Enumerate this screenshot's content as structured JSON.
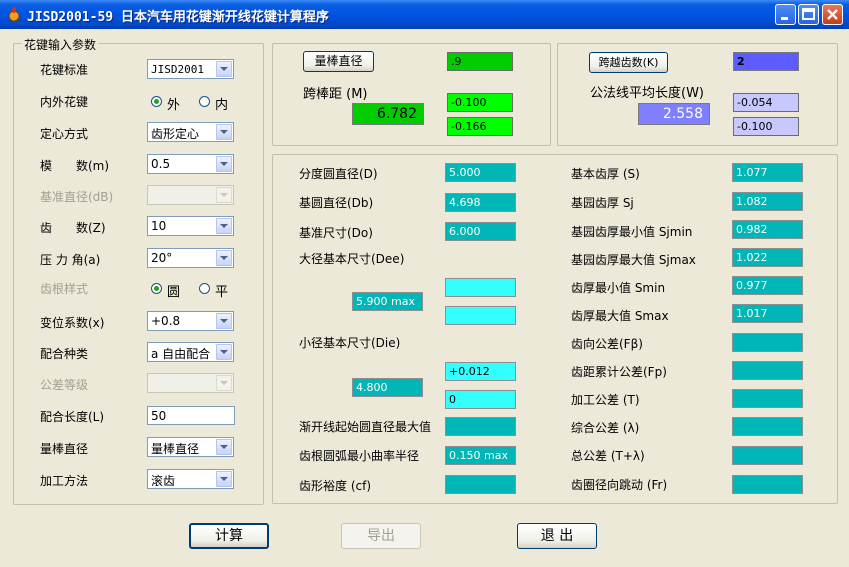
{
  "window": {
    "title": "JISD2001-59 日本汽车用花键渐开线花键计算程序",
    "icon": "app-logo-icon"
  },
  "input_group": {
    "legend": "花键输入参数",
    "rows": [
      {
        "label": "花键标准",
        "value": "JISD2001",
        "enabled": true
      },
      {
        "label": "内外花键",
        "radio": [
          "外",
          "内"
        ],
        "selected": 0,
        "enabled": true
      },
      {
        "label": "定心方式",
        "value": "齿形定心",
        "enabled": true
      },
      {
        "label": "模　　数(m)",
        "value": "0.5",
        "enabled": true
      },
      {
        "label": "基准直径(dB)",
        "value": "",
        "enabled": false
      },
      {
        "label": "齿　　数(Z)",
        "value": "10",
        "enabled": true
      },
      {
        "label": "压 力 角(a)",
        "value": "20°",
        "enabled": true
      },
      {
        "label": "齿根样式",
        "radio": [
          "圆",
          "平"
        ],
        "selected": 0,
        "enabled": false
      },
      {
        "label": "变位系数(x)",
        "value": "+0.8",
        "enabled": true
      },
      {
        "label": "配合种类",
        "value": "a 自由配合",
        "enabled": true
      },
      {
        "label": "公差等级",
        "value": "",
        "enabled": false
      },
      {
        "label": "配合长度(L)",
        "value": "50",
        "textbox": true,
        "enabled": true
      },
      {
        "label": "量棒直径",
        "value": "量棒直径",
        "enabled": true
      },
      {
        "label": "加工方法",
        "value": "滚齿",
        "enabled": true
      }
    ]
  },
  "pin_group": {
    "button": "量棒直径",
    "pin_diameter": ".9",
    "label": "跨棒距 (M)",
    "value": "6.782",
    "upper_dev": "-0.100",
    "lower_dev": "-0.166"
  },
  "span_group": {
    "button": "跨越齿数(K)",
    "teeth": "2",
    "label": "公法线平均长度(W)",
    "value": "2.558",
    "upper_dev": "-0.054",
    "lower_dev": "-0.100"
  },
  "results": {
    "left": [
      {
        "label": "分度圆直径(D)",
        "value": "5.000"
      },
      {
        "label": "基圆直径(Db)",
        "value": "4.698"
      },
      {
        "label": "基准尺寸(Do)",
        "value": "6.000"
      },
      {
        "label": "大径基本尺寸(Dee)"
      },
      {
        "label": "小径基本尺寸(Die)"
      },
      {
        "label": "渐开线起始圆直径最大值",
        "value": ""
      },
      {
        "label": "齿根圆弧最小曲率半径",
        "value": "0.150 max"
      },
      {
        "label": "齿形裕度 (cf)",
        "value": ""
      }
    ],
    "dee_value": "5.900 max",
    "dee_upper": "",
    "dee_lower": "",
    "die_value": "4.800",
    "die_upper": "+0.012",
    "die_lower": "0",
    "right": [
      {
        "label": "基本齿厚 (S)",
        "value": "1.077"
      },
      {
        "label": "基园齿厚 Sj",
        "value": "1.082"
      },
      {
        "label": "基园齿厚最小值 Sjmin",
        "value": "0.982"
      },
      {
        "label": "基园齿厚最大值 Sjmax",
        "value": "1.022"
      },
      {
        "label": "齿厚最小值 Smin",
        "value": "0.977"
      },
      {
        "label": "齿厚最大值 Smax",
        "value": "1.017"
      },
      {
        "label": "齿向公差(Fβ)",
        "value": ""
      },
      {
        "label": "齿距累计公差(Fp)",
        "value": ""
      },
      {
        "label": "加工公差 (T)",
        "value": ""
      },
      {
        "label": "综合公差 (λ)",
        "value": ""
      },
      {
        "label": "总公差 (T+λ)",
        "value": ""
      },
      {
        "label": "齿圈径向跳动 (Fr)",
        "value": ""
      }
    ]
  },
  "buttons": {
    "calculate": "计算",
    "export": "导出",
    "exit": "退 出"
  },
  "colors": {
    "title_bar": "#0054e3",
    "result_box": "#00b6b6",
    "tolerance_box": "#33ffff",
    "pin_box": "#00cc00",
    "dev_box": "#00ff00",
    "span_box": "#7f7fff",
    "span_dev_box": "#c8c8ff"
  }
}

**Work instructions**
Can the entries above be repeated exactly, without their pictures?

**Written solution**
Enumerate this screenshot's content as structured JSON.
{
  "window": {
    "title": "JISD2001-59 日本汽车用花键渐开线花键计算程序",
    "icon": "app-logo-icon"
  },
  "input_group": {
    "legend": "花键输入参数",
    "rows": [
      {
        "label": "花键标准",
        "value": "JISD2001",
        "enabled": true
      },
      {
        "label": "内外花键",
        "radio": [
          "外",
          "内"
        ],
        "selected": 0,
        "enabled": true
      },
      {
        "label": "定心方式",
        "value": "齿形定心",
        "enabled": true
      },
      {
        "label": "模　　数(m)",
        "value": "0.5",
        "enabled": true
      },
      {
        "label": "基准直径(dB)",
        "value": "",
        "enabled": false
      },
      {
        "label": "齿　　数(Z)",
        "value": "10",
        "enabled": true
      },
      {
        "label": "压 力 角(a)",
        "value": "20°",
        "enabled": true
      },
      {
        "label": "齿根样式",
        "radio": [
          "圆",
          "平"
        ],
        "selected": 0,
        "enabled": false
      },
      {
        "label": "变位系数(x)",
        "value": "+0.8",
        "enabled": true
      },
      {
        "label": "配合种类",
        "value": "a 自由配合",
        "enabled": true
      },
      {
        "label": "公差等级",
        "value": "",
        "enabled": false
      },
      {
        "label": "配合长度(L)",
        "value": "50",
        "textbox": true,
        "enabled": true
      },
      {
        "label": "量棒直径",
        "value": "量棒直径",
        "enabled": true
      },
      {
        "label": "加工方法",
        "value": "滚齿",
        "enabled": true
      }
    ]
  },
  "pin_group": {
    "button": "量棒直径",
    "pin_diameter": ".9",
    "label": "跨棒距 (M)",
    "value": "6.782",
    "upper_dev": "-0.100",
    "lower_dev": "-0.166"
  },
  "span_group": {
    "button": "跨越齿数(K)",
    "teeth": "2",
    "label": "公法线平均长度(W)",
    "value": "2.558",
    "upper_dev": "-0.054",
    "lower_dev": "-0.100"
  },
  "results": {
    "left": [
      {
        "label": "分度圆直径(D)",
        "value": "5.000"
      },
      {
        "label": "基圆直径(Db)",
        "value": "4.698"
      },
      {
        "label": "基准尺寸(Do)",
        "value": "6.000"
      },
      {
        "label": "大径基本尺寸(Dee)"
      },
      {
        "label": "小径基本尺寸(Die)"
      },
      {
        "label": "渐开线起始圆直径最大值",
        "value": ""
      },
      {
        "label": "齿根圆弧最小曲率半径",
        "value": "0.150 max"
      },
      {
        "label": "齿形裕度 (cf)",
        "value": ""
      }
    ],
    "dee_value": "5.900 max",
    "dee_upper": "",
    "dee_lower": "",
    "die_value": "4.800",
    "die_upper": "+0.012",
    "die_lower": "0",
    "right": [
      {
        "label": "基本齿厚 (S)",
        "value": "1.077"
      },
      {
        "label": "基园齿厚 Sj",
        "value": "1.082"
      },
      {
        "label": "基园齿厚最小值 Sjmin",
        "value": "0.982"
      },
      {
        "label": "基园齿厚最大值 Sjmax",
        "value": "1.022"
      },
      {
        "label": "齿厚最小值 Smin",
        "value": "0.977"
      },
      {
        "label": "齿厚最大值 Smax",
        "value": "1.017"
      },
      {
        "label": "齿向公差(Fβ)",
        "value": ""
      },
      {
        "label": "齿距累计公差(Fp)",
        "value": ""
      },
      {
        "label": "加工公差 (T)",
        "value": ""
      },
      {
        "label": "综合公差 (λ)",
        "value": ""
      },
      {
        "label": "总公差 (T+λ)",
        "value": ""
      },
      {
        "label": "齿圈径向跳动 (Fr)",
        "value": ""
      }
    ]
  },
  "buttons": {
    "calculate": "计算",
    "export": "导出",
    "exit": "退 出"
  },
  "colors": {
    "title_bar": "#0054e3",
    "result_box": "#00b6b6",
    "tolerance_box": "#33ffff",
    "pin_box": "#00cc00",
    "dev_box": "#00ff00",
    "span_box": "#7f7fff",
    "span_dev_box": "#c8c8ff"
  }
}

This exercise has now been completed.